BRANCHBURG, N.J. — President Donald Trump urged Senate Republicans on Sunday to “not let the American people down,” as the contentious debate over overhauling the U.S. health care systems shifts to Congress’ upper chamber, where a vote is potentially weeks, if not months, away.
Some senators have already voiced displeasure with the health care bill that cleared the House last week, with Republicans providing all the “yes” votes in the 217-213 count. They cited concerns about potential higher costs for older people and those with pre-existing conditions, along with cuts to Medicaid.
Sen. Susan Collins of Maine, a moderate Republican whose vote will be critical to getting a bill to Trump’s desk and who voiced similar concerns, said the Senate would not take up the House bill.

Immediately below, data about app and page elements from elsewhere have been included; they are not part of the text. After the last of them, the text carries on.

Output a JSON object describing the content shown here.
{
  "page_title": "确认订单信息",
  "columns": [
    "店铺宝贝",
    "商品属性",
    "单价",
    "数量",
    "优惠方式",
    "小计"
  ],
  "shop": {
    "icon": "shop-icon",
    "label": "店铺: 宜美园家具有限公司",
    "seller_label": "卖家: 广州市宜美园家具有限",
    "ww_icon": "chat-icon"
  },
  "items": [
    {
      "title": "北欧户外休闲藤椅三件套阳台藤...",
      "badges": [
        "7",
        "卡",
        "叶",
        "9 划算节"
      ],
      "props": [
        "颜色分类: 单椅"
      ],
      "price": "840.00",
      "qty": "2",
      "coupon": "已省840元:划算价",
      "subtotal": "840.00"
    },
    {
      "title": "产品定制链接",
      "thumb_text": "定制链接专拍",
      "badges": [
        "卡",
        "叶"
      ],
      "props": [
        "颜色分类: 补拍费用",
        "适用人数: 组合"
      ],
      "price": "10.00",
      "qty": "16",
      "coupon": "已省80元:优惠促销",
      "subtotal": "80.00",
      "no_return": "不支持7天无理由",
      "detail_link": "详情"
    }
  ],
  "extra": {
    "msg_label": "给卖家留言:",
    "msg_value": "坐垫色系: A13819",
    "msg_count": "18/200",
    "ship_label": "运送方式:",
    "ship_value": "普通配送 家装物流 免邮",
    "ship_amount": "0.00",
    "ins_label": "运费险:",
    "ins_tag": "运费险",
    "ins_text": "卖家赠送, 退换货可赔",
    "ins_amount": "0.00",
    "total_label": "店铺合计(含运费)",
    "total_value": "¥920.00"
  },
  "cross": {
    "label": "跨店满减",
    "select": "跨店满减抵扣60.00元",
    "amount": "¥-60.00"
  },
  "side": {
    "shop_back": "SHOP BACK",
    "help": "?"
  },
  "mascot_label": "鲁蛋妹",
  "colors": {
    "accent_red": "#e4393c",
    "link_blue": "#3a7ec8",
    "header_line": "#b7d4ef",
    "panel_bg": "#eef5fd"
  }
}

“The Senate is starting from scratch. We’re going to draft our bill, and I’m convinced we will take the time to do it right,” she said.
Mick Mulvaney, Trump’s budget director, also said the version that gets to the president will likely differ from the House measure. Such a scenario would then force the House and Senate to work together to forge a compromise bill that both houses can support.
Cubs place LHP Brett Anderson on DL with back injury
CHICAGO — The Chicago Cubs are working out a plan for their rotation after they placed Brett Anderson on the 10-day disabled list Sunday with a lower back strain.
Anderson’s back started bothering him in the first inning of Saturday night’s 11-6 loss to the New York Yankees. He recorded just one out and was charged with five runs and six hits.
“We could do a lot of different things,” manager Joe Maddon said. “Again just watching these guys pitch the next three days and then saying ‘Does anybody need an extra day? Do you want to pop a sixth guy in there?’ There’s so many different ways to look at it because of the two, Thursday Monday, coming up. So we haven’t committed to anything yet, except that it would be one of those two guys.”